How do the challenges and strategies for sharing information shift during and after the storm hits?

The first 72 hours of disaster response are considered to be the most critical and chaotic. There are a lot of changes happening due to population movement, infrastructure damage, and the arrival of many relief organizations. As a result, information is constantly changing and is considered to be highly perishable. For example, the number of damaged homes right now will be different in one hour. For emergency organizations, they have to figure out how to collect, process, and share information at an even faster rate to avoid working with expired data.

Another challenge in a postdisaster environment is damaged or weak communications infrastructure. Electricity might go out, cell towers could be damaged, land lines could get clogged with calls, etc. Luckily, responders prioritize restoring these services, but there is a major challenge for spreading information once a disaster arrives.

How can people in the path of the storm prepare themselves and stay informed?
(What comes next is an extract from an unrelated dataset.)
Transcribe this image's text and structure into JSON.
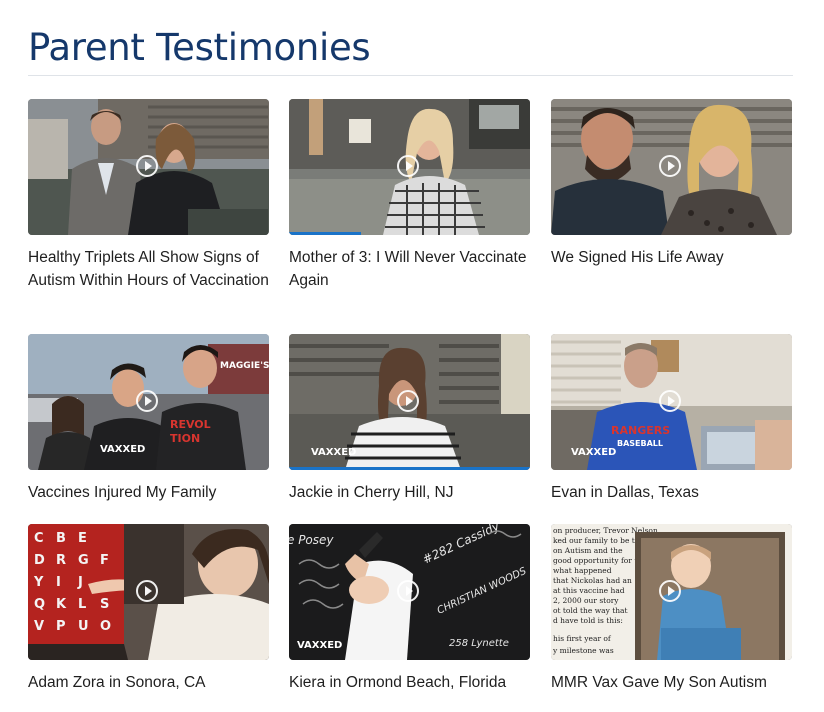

Make sure to start following not only national emergency management and news organizations on social media but local ones as well. Often, local organizations are sharing more specific information about evacuations, shelters, and donations. Additionally, look for the blue check mark on Twitter and Instagam accounts to ensure you’re getting information from verified sources.

It’s also important to share information during emergencies. When you retweet the Tennessee Emergency Management Agency, you not only pass the information to your friends, but you are also bringing their attention to the source. This will help your friends obtain information from TEMA quickly, and it helps TEMA get direct access to a larger social media audience and spread information more quickly.”

CONTACT:

Megan Boehnke (865-974-4232, mboehnke@utk.edu)

Karen Dunlap (865-974-8674, kdunlap6@utk.edu)